A 1-km resolution POES AVHRR 12.0 µm IR channel image with SPC storm reports at 02:13 UTC or 9:23 PM local time (below) showed the large mesoscale convective system that was responsible for a number of tornadoes in Arkansas a few hours earlier. Note the appearance of subtle cloud-top gravity waves propagating northwestward away from the storm center.

POES AVHRR 12.0 µm IR channel image, with overlay of SPC storm reports

POES AVHRR 12.0 µm IR channel image, with overlay of SPC storm reports

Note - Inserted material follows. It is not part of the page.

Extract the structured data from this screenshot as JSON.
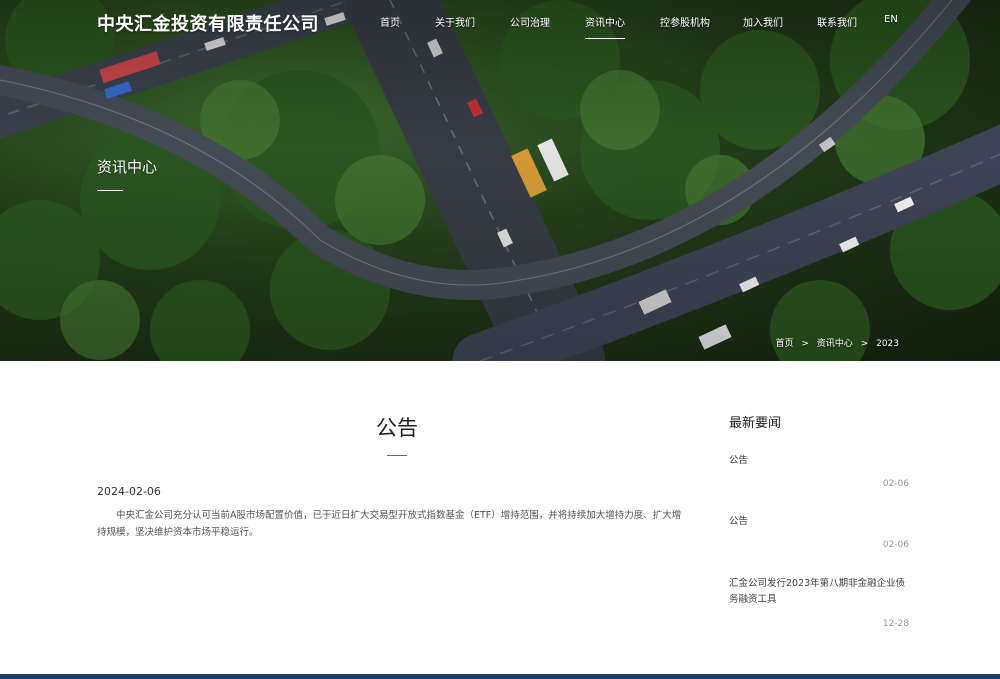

Several hours later, a comparison of Suomi NPP VIIRS 0.7 µm Day/Night Band (DNB) and 11.45 µm IR channel images at 07:15 UTC or 2:15 AM local time (below) revealed the presence of ripples of mesospheric airglow waves propagating northeastward across Missouri and far southern Illinois and Indiana. These mesospheric airglow waves were likely caused by intense overshooting cloud tops associated with the severe thunderstorms as they were producing tornadoes over Arkansas. Several bright “lightning streaks” could also been seen on the VIIRS DNB image, as these electrically-active thunderstorms were responsible for over 2000 cloud-to-ground (CG) lightning strikes in the 15-minute period and over 8000 CG lightning strikes in the 1-hour period preceding the VIIRS images. The SPC storm reports plotted on the IR image cover the 5.5 hour span from 02:00 to 07:30 UTC.

Suomi NPP VIIRS 0.7 µm Day/Night Band and 11.45 µm IR channel images

Suomi NPP VIIRS 0.7 µm Day/Night Band and 11.45 µm IR channel images

===== 28 April Update ======

A comparison of “before” (25 April) and “after” (28 April) 250-meter resolution Aqua MODIS true-color RGB images from the SSEC MODIS Today site (below) showed much of the southwest-to-northeast oriented damage path resulting from the EF-4 rated Mayflower/Vilonia/El Paso tornado in Arkansas (NWS Little Rock storm summary).

Before (25 April) and after (28 April) Aqua MODIS true-color RGB images showing the damage path from the Vilonia, Arkansas tornado

Before (25 April) and after (28 April) Aqua MODIS true-color RGB images showing the damage path from the Vilonia, Arkansas tornado

VIIRS nighttime signature of MV Sewol recovery operations site

April 22nd, 2014

A McIDAS-V image comparison of “before” (01 April) and “after” (22 April) Suomi NPP VIIRS 0.7 µm Day/Night Band data (above; courtesy of William Straka, SSEC/CIMSS) revealed the bright lights of the ongoing recovery operations associated with the sinking of the MV Sewol ferry on 16 April 2014 (Wikipedia). The bright illumination of the recovery site is located near the center of the 22 April image; the larger cluster of bright lights seen near the bottom of the 01 April image is likely a signature of extensive squid fishing operations. Numerous smaller and more dim lights from fishing boats can be seen on both images.

The ferry was taking a southbound route across the Yellow Sea, with a final destination of Jeju City (whose bright lights can be seen on the north edge of Jeju Island, at the bottom of the images).